They used an around-the-world ticket (issued by an airline alliance network) for 13 months, which allowed them to puzzle out the mileage and segment requirements among participating international carriers. They visited almost every continent, and spent less money than if they'd lived the year in New York. "The sacrifice is a year of income. But for me, that sacrifice was well worth it." The trip manifested into a profession: Jenss blogged the experience and was ranked one of the top 25 travel bloggers; and this March, he's launching the Family Travel Association, based in Nyack, which aims to inspire families to travel more and more broadly.
"One big factor of anxiety around family vacations is, 'Will the kids have fun?' Parents have it in their heads, 'All my kids want to do is play video games,' and if you're not exposing them to things, then yeah.
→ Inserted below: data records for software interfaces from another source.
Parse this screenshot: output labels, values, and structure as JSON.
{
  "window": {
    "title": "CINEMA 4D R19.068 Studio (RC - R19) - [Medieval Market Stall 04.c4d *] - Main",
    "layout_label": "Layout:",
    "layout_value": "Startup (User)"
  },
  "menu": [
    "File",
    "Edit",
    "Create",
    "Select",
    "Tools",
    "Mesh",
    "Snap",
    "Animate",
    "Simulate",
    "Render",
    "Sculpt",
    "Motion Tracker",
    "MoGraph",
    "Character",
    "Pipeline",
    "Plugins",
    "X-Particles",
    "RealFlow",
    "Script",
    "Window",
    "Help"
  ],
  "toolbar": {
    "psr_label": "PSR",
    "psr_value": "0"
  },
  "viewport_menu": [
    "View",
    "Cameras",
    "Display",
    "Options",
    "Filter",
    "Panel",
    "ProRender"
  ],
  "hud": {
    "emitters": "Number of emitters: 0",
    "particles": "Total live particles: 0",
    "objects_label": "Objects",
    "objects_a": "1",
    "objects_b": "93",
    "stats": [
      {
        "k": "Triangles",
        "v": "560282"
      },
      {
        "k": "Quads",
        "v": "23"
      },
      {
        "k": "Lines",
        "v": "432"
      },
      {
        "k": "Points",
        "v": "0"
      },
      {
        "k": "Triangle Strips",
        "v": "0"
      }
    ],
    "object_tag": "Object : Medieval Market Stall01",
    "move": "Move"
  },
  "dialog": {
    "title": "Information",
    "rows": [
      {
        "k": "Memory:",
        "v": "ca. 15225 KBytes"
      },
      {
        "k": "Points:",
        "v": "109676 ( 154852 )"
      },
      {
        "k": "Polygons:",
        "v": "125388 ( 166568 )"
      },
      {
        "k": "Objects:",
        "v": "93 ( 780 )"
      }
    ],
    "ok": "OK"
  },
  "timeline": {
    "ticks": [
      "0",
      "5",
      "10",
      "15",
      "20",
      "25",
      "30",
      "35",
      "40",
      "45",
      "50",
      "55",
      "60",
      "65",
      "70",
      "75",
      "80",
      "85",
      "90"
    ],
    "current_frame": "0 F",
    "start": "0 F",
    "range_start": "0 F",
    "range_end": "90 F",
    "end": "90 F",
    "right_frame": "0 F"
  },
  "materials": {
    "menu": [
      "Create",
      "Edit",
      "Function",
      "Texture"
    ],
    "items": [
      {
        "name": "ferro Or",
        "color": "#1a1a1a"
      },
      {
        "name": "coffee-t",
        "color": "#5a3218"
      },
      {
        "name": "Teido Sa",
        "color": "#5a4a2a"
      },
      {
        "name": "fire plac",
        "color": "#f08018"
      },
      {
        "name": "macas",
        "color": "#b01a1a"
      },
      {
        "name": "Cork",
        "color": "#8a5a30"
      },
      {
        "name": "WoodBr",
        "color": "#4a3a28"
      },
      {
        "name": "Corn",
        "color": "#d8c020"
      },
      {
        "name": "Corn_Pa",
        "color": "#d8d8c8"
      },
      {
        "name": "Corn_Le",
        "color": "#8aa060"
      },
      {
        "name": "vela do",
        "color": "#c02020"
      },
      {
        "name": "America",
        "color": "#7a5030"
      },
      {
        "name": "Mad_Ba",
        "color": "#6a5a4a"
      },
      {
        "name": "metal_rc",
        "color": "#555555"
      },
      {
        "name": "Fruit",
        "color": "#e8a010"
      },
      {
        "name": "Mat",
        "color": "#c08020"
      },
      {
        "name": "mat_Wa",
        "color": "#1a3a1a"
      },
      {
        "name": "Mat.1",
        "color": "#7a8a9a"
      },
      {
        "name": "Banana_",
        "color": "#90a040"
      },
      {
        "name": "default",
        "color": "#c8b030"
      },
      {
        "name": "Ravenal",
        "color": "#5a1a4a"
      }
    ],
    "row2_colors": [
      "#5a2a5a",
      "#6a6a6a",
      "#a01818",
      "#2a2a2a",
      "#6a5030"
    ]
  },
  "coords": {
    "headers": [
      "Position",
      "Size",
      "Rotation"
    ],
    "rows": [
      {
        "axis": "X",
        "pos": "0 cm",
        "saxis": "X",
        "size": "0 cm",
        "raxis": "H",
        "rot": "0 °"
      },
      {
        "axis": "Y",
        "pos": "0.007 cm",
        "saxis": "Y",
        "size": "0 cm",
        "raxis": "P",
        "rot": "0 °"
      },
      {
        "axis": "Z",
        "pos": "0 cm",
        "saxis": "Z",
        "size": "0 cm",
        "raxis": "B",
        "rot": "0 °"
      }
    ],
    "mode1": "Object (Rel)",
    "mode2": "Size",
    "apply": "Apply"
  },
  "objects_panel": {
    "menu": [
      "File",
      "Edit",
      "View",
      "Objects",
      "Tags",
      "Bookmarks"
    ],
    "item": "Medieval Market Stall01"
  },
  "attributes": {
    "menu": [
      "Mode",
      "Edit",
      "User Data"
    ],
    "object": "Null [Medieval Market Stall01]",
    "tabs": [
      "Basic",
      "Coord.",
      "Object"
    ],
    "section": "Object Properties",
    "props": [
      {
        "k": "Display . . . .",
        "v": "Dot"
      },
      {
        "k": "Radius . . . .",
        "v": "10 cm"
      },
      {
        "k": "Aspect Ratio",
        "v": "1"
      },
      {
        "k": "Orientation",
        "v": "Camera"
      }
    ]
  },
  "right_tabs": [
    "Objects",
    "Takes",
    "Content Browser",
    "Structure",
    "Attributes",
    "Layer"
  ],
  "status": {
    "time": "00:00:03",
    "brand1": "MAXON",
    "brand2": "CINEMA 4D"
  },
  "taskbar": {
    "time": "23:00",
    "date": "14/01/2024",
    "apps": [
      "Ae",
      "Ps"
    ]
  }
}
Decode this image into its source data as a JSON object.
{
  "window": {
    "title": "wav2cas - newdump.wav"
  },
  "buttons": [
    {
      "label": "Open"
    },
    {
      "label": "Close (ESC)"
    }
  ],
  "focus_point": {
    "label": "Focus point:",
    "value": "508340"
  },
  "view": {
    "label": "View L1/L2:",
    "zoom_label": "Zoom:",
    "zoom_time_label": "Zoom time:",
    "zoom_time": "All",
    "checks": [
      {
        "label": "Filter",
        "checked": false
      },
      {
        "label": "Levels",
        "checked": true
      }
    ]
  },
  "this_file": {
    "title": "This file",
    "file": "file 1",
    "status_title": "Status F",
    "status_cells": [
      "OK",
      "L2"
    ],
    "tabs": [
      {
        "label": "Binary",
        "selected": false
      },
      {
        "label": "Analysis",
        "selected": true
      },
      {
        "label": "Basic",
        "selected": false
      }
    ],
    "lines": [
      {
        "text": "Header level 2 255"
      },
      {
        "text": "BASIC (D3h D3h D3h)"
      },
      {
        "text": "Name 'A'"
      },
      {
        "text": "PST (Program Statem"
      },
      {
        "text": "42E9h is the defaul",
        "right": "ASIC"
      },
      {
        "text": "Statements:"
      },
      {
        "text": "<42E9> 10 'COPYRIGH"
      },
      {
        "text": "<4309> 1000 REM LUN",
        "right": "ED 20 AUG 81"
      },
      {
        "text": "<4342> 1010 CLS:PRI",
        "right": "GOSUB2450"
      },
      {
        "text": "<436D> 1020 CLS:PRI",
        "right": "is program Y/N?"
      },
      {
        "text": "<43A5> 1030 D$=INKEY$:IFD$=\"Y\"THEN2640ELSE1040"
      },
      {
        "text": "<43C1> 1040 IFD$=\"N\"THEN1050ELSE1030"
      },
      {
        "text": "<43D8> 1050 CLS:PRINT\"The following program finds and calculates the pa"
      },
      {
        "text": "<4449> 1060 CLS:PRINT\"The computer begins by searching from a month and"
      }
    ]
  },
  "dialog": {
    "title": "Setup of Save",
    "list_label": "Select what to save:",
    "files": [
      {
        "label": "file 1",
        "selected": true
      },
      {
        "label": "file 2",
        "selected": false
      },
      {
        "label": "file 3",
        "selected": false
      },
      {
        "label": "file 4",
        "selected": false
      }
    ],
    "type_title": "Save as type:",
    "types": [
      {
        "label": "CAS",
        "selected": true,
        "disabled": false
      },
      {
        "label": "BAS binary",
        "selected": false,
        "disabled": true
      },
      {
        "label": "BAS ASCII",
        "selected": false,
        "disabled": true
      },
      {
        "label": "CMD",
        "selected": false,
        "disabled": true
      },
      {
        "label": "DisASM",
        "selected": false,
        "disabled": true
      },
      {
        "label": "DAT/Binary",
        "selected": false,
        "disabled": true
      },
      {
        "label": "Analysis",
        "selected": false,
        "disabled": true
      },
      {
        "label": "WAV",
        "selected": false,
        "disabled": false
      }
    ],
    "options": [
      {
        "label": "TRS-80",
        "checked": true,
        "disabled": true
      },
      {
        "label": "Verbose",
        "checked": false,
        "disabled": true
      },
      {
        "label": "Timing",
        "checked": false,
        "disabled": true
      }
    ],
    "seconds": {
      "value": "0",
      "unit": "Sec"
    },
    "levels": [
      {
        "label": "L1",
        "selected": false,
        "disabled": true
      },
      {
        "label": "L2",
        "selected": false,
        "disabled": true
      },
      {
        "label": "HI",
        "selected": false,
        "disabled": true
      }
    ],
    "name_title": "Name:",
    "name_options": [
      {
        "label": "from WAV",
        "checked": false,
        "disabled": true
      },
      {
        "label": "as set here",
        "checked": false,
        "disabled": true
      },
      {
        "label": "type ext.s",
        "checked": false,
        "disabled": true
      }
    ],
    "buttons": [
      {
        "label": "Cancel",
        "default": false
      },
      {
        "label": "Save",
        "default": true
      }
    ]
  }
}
It's up to the parents. When you learn to travel, you travel to learn." Jenss is a big believer in the positive effects of travel on children and feels that travel should be part of every child's education. "Trips can change a child's life," he says. "They learn new skills; it changes their cultural understanding; it connects you to the environment—kids are unplugged. Kids are curious about the world, and travel exposes them to things they only read about."
Most Americans, however, consider travel to be an indulgence. Studies show that every year, we leave earned vacation days on the boardroom table, and we usually rank among the highest in Expedia's annual vacation deprivation study, afraid that bosses and coworkers will penalize us for days off. The stress from work causes health issues and less productivity and costs us family time. For Jenss, it's a function of cultural values. He asks, "Why is it a virtue to work harder than someone else?" We value possessions over experience, but Jenss feels we should value a balanced life. Family travel is an opportunity to experience something unavailable at home. "Travel shouldn't just be recreational, it should be transformational."
For parents who worry that kids will only remember the inane aspects of an expensive trip, like the gelato in Italy, and miss the majesty of the Sistine Chapel, Jenss warns, "Don't underestimate your kids." It's about going for the authentic experience. Travelers who stay local through house rental outfits like Airbnb find a more personal, family-friendly experience. "When we were in Greece, we lived in someone's house," Jenss says. "We looked around the supermarket. It forces you to be more exposed." Family travel opens up the possibility of meeting locals, who are often especially friendly toward travelers with kids. "What's undersold and underappreciated about travel is that what's most memorable are the people you meet." To help his children become invested in the world trip, Jenss involved them in the planning process with books and movies. He had each child bring their own camera to connect with what they're seeing, a tip that works universally for engaging kids. But the ultimate goal, Jenss reminds, is "at the end of the day, you're creating positive childhood memories."
As someone hardwired to track travel trends, Jenss cites one that actually merges two: multigenerational travel and the gift vacation. "People want to spend quality family time together, and travel is a gateway to do that. One clear reason multigenerational travel is growing is that grandparents have the money, and they're paying for these trips. They're more active, healthier, living longer, so they want to spend more time with their kids and grandchildren."